The streets of Nampodong are alive and bustling. Back alley after alley of one lane head on traffic, horns blaring, motor scooters dashing, bicycles flashing, the lights of signs hovering on every building blinding my eyes as I strain forward to see. There are billiard halls, and tea shops and beer houses and dozens of expensive clothing stores crowded by street vendors tightening their grip, constricting my every move with even more cell phone tables blasting pop songs from speakers and rack after rack of jackets and shoes and game consoles flickering and cheap eats of sliced fried squid and dokboki rice sticks in red paper paste on stoves with fish sausages and silk lavra tubs and coffee girls in miniskirts go-go dancing to karaoke music while carrying trays of Dixie cups., and there are just so many people. How could this many people exist in the world? It is beyond dimensions of time and space. By the time I reach the post office the veins in my legs are throbbing and I laugh to myself as I step inside and mail my letter so surprisingly easy. I remember a time when Korean stamps came with glue stick and an abacus, but now the woman in yellow uniform smiles, her pan-caked face and penciled eyebrows the only reminder of those long lost days. I want to take her picture, to preserve her, but the moment is now past as I explain I am sending these letters to America. There is someone important there who is waiting for word. She understands and I am off, racing back the way I came. I know that I will be late. I know that I am already fifteen minutes behind schedule and I resist the urge to not care. Too much depends upon me returning on time. I can’t escape it. Or can I? I begin sprinting. Flying past throngs huddled at bus stops and splitting conversations between women on a stroll, I cut across streets jaywalking and barely miss being sideswiped by a surging taxi and leap a curb and hurdle a box of apples and peddler’s box of junk. Through the old black market where ten years ago I first bought a block of cheese, I knife under racks of mink coats and displays of knock-off luggage. I am a blur. I cannot be caught. Toward the movie theater and in through the swinging doors I see SungJoo and JungMin and EungJoo his wife and all of our children smiling. They are just finishing the last sip of their venti mochas and grande machiatoes and I strip at the table. I take off my heavy coat and unzip my blue sweatshirt and throw off my hat and unwrap my scarf and I am standing in a black t-shirt and I am wet and breathless and heaving and laughing and I step back through the doors into the frozen air so that the steam is rising off me in waves like a cooked piece of meat and I know then that this time, at least this time, I have won. That I have cheated time. That it could not contain me. It was something so simply realized as I looked over and there is this fossilized man wrapped in blankets beside a space heater selling mittens and woolen hats as if he were a statue. His face is so weathered and beaten and he has no expression as I smile and bow to him and back away into my cloud of steam rising from my naked neck and arms and wrists and hands. It is the best moment of the trip to Korea so far. I was young and alive and I thought about all the moments I’ve had like this, the profound and poignant moments that have happened when all the people I truly care about are on the other side of the world and they are asleep. They slept right through my epiphany, and if that is the case, what does time matter? What do days or weeks or years or someone’s age truly matter? We are as old as we feel. We are as withered and beaten and numb as we are led to be. Standing in this ancient place that has seen so many changes, that has stood the test of time, I am not caught on a stick like some hooked fish. There is no price tag on me. I am constricted only by our own mind, my truest time device, and bound only to possibility.

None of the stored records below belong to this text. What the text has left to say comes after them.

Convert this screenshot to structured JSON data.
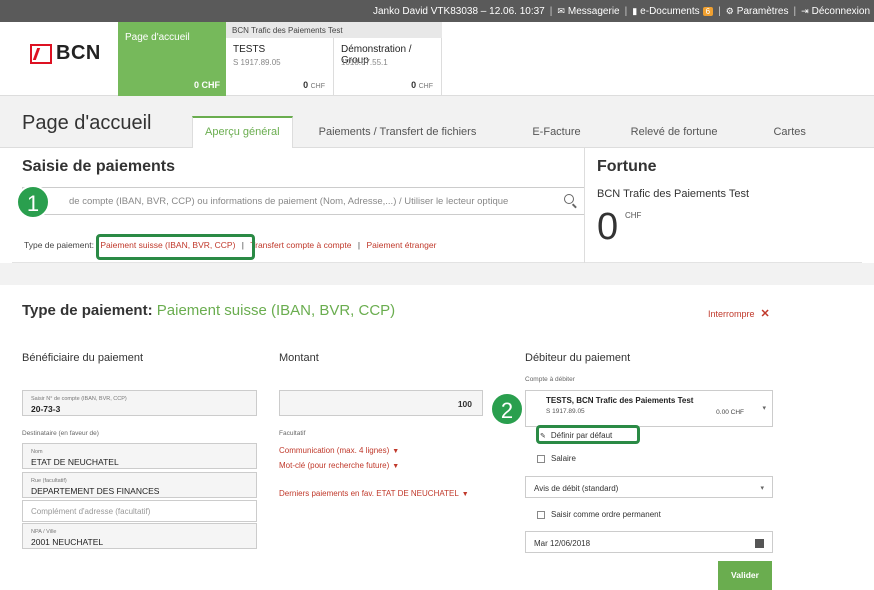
{
  "topbar": {
    "user": "Janko David VTK83038 – 12.06. 10:37",
    "messaging": "Messagerie",
    "edocuments": "e-Documents",
    "edocuments_badge": "6",
    "settings": "Paramètres",
    "logout": "Déconnexion"
  },
  "brand": {
    "logo_text": "BCN"
  },
  "accounts": {
    "home": {
      "label": "Page d'accueil",
      "amount": "0 CHF"
    },
    "group_title": "BCN Trafic des Paiements Test",
    "items": [
      {
        "name": "TESTS",
        "iban": "S 1917.89.05",
        "amount": "0",
        "currency": "CHF"
      },
      {
        "name": "Démonstration / Group",
        "iban": "1018.07.55.1",
        "amount": "0",
        "currency": "CHF"
      }
    ]
  },
  "page": {
    "title": "Page d'accueil"
  },
  "tabs": [
    {
      "label": "Aperçu général"
    },
    {
      "label": "Paiements / Transfert de fichiers"
    },
    {
      "label": "E-Facture"
    },
    {
      "label": "Relevé de fortune"
    },
    {
      "label": "Cartes"
    }
  ],
  "saisie": {
    "title": "Saisie de paiements",
    "search_placeholder": "de compte (IBAN, BVR, CCP) ou informations de paiement (Nom, Adresse,...) / Utiliser le lecteur optique",
    "step1": "1",
    "type_label": "Type de paiement:",
    "type_options": [
      "Paiement suisse (IBAN, BVR, CCP)",
      "Transfert compte à compte",
      "Paiement étranger"
    ],
    "sep": "|"
  },
  "fortune": {
    "title": "Fortune",
    "subtitle": "BCN Trafic des Paiements Test",
    "value": "0",
    "currency": "CHF"
  },
  "payment": {
    "title_prefix": "Type de paiement:",
    "title_value": "Paiement suisse (IBAN, BVR, CCP)",
    "interrupt": "Interrompre",
    "beneficiary": {
      "header": "Bénéficiaire du paiement",
      "account_label": "Saisir N° de compte (IBAN, BVR, CCP)",
      "account_value": "20-73-3",
      "recipient_label": "Destinataire (en faveur de)",
      "name_label": "Nom",
      "name_value": "ETAT DE NEUCHATEL",
      "street_label": "Rue (facultatif)",
      "street_value": "DEPARTEMENT DES FINANCES",
      "address_placeholder": "Complément d'adresse (facultatif)",
      "city_label": "NPA / Ville",
      "city_value": "2001  NEUCHATEL"
    },
    "amount": {
      "header": "Montant",
      "value": "100",
      "optional": "Facultatif",
      "communication": "Communication (max. 4 lignes)",
      "keyword": "Mot-clé (pour recherche future)",
      "last_payments": "Derniers paiements en fav. ETAT DE NEUCHATEL"
    },
    "debtor": {
      "header": "Débiteur du paiement",
      "debit_account_label": "Compte à débiter",
      "account_name": "TESTS, BCN Trafic des Paiements Test",
      "account_iban": "S 1917.89.05",
      "account_balance": "0.00 CHF",
      "step2": "2",
      "default_label": "Définir par défaut",
      "salary_label": "Salaire",
      "notice_select": "Avis de débit (standard)",
      "standing_order_label": "Saisir comme ordre permanent",
      "date_value": "Mar   12/06/2018",
      "submit": "Valider"
    }
  }
}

1 comment:

  1. funny...
    i was telling someone this about time 2 days ago... that its just made up... but i can choose to measure my living in a different way then the space it occupies...

    ReplyDelete